  16. ^ Lea, Bud (August 4, 1962). "Late Packer flurry KO's Stars". Milwaukee Sentinel. p. 2, part 2. 
  17. ^ Lea, Bud (August 8, 1964). "Bears rally for 28-17 win". Milwaukee Sentinel. p. 2, part 2. 
  18. ^ Lea, Bud (August 7, 1965). "Stars' rally short, Browns win 24-16". Milwaukee Sentinel. p. 2, part 2. 
  19. ^ Johnson, Chuck (August 6, 1966). "Purposeful Packers batter Stars, 38-0". Milwaukee Journal. p. 14. 
  20. ^ "Starr, Packers coast in". Spokesman-Review. (Spokane, Washington). Associated Press.

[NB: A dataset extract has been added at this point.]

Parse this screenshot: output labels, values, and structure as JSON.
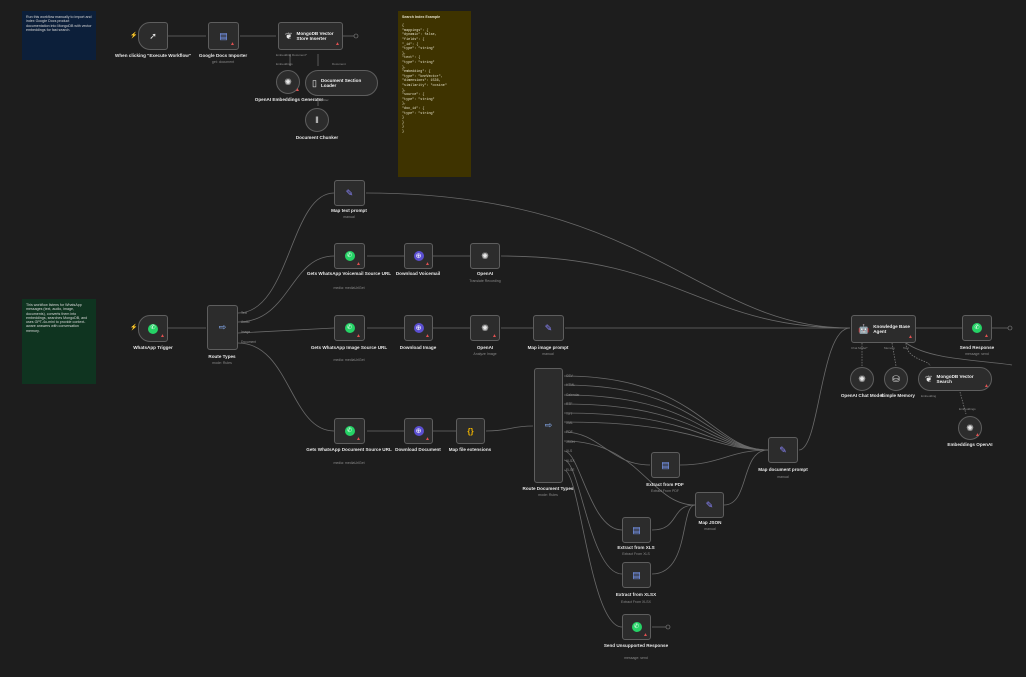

August 5, 1967. p. 10. 
  21. ^ Lea, Bud (August 3, 1968). "Packers whip All-Stars, 34-17". Milwaukee Sentinel. p. 1, part 2. 
  22. ^ Lea, Bud (August 2, 1969). "Stars scare Jets in 26-24 loss". Milwaukee Sentinel. p. 1, part 2. 
  23. ^ Lea, Bud (August 1, 1970). "Chiefs manhandle Stars, 24-3". Milwaukee Sentinel. p. 1, part 2. 
  24. ^ Lea, Bud (July 31, 1971). "Colts finesse All-Stars, 24-17". Milwaukee Sentinel. p. 1, part 2. 
  25. ^ Lea, Bud (July 29, 1972). "Cowboys dominate Stars, 20-7". Milwaukee Sentinel. p. 1, part 2. 
  26. ^ Lea, Bud (July 28, 1973). "Miami beats frustrated Stars". Milwaukee Sentinel. p. 1, part 2. 
  27. ^ Hoffman, Dale (August 2, 1975). "Gilliam turns Star dreams into dust". Milwaukee Sentinel. p. 1, part 2. 
  28. ^ "Charley Trippi's College All-Star Game Trophy". Pro Football Hall of Fame. Retrieved April 12, 2017. 

External links[edit]